• _EXERCISE REQUIREMENTS_:
Match on the string "ENGINEERING" in the entries below and return every matching line.

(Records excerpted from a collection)
══════════

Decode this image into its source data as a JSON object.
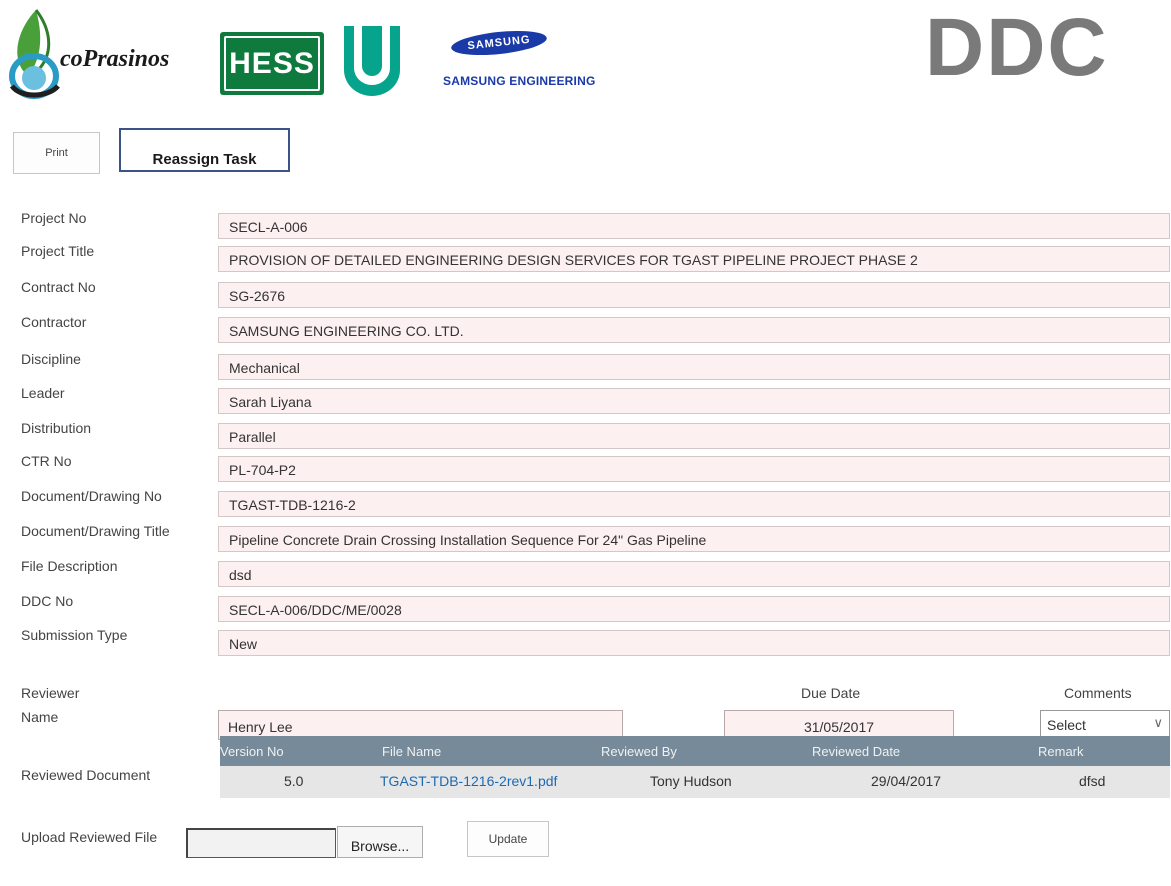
{
  "logos": {
    "ecoprasinos": "coPrasinos",
    "hess": "HESS",
    "samsung_oval": "SAMSUNG",
    "samsung_name": "SAMSUNG ENGINEERING",
    "ddc": "DDC",
    "colors": {
      "hess_green": "#0f7a3d",
      "petronas_green": "#06a48c",
      "samsung_blue": "#1a3aa8",
      "ddc_gray": "#7a7a7a"
    }
  },
  "actions": {
    "print_label": "Print",
    "reassign_label": "Reassign Task"
  },
  "fields": [
    {
      "label": "Project No",
      "value": "SECL-A-006"
    },
    {
      "label": "Project Title",
      "value": "PROVISION OF DETAILED ENGINEERING DESIGN SERVICES FOR TGAST PIPELINE PROJECT PHASE 2"
    },
    {
      "label": "Contract No",
      "value": "SG-2676"
    },
    {
      "label": "Contractor",
      "value": "SAMSUNG ENGINEERING CO. LTD."
    },
    {
      "label": "Discipline",
      "value": "Mechanical"
    },
    {
      "label": "Leader",
      "value": "Sarah Liyana"
    },
    {
      "label": "Distribution",
      "value": "Parallel"
    },
    {
      "label": "CTR No",
      "value": "PL-704-P2"
    },
    {
      "label": "Document/Drawing No",
      "value": "TGAST-TDB-1216-2"
    },
    {
      "label": "Document/Drawing Title",
      "value": "Pipeline Concrete Drain Crossing Installation Sequence For 24\" Gas Pipeline"
    },
    {
      "label": "File Description",
      "value": "dsd"
    },
    {
      "label": "DDC No",
      "value": "SECL-A-006/DDC/ME/0028"
    },
    {
      "label": "Submission Type",
      "value": "New"
    }
  ],
  "reviewer": {
    "reviewer_label": "Reviewer",
    "name_label": "Name",
    "name_value": "Henry Lee",
    "due_date_label": "Due Date",
    "due_date_value": "31/05/2017",
    "comments_label": "Comments",
    "comments_selected": "Select"
  },
  "reviewed_document": {
    "label": "Reviewed Document",
    "columns": [
      "Version No",
      "File Name",
      "Reviewed By",
      "Reviewed Date",
      "Remark"
    ],
    "rows": [
      {
        "version": "5.0",
        "file_name": "TGAST-TDB-1216-2rev1.pdf",
        "reviewed_by": "Tony Hudson",
        "reviewed_date": "29/04/2017",
        "remark": "dfsd"
      }
    ]
  },
  "upload": {
    "label": "Upload Reviewed File",
    "browse_label": "Browse...",
    "update_label": "Update"
  }
}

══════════

• _RESULT OF THIS EXERCISE_:
    "samsung_name": "SAMSUNG ENGINEERING",
      "value": "PROVISION OF DETAILED ENGINEERING DESIGN SERVICES FOR TGAST PIPELINE PROJECT PHASE 2"
      "value": "SAMSUNG ENGINEERING CO. LTD."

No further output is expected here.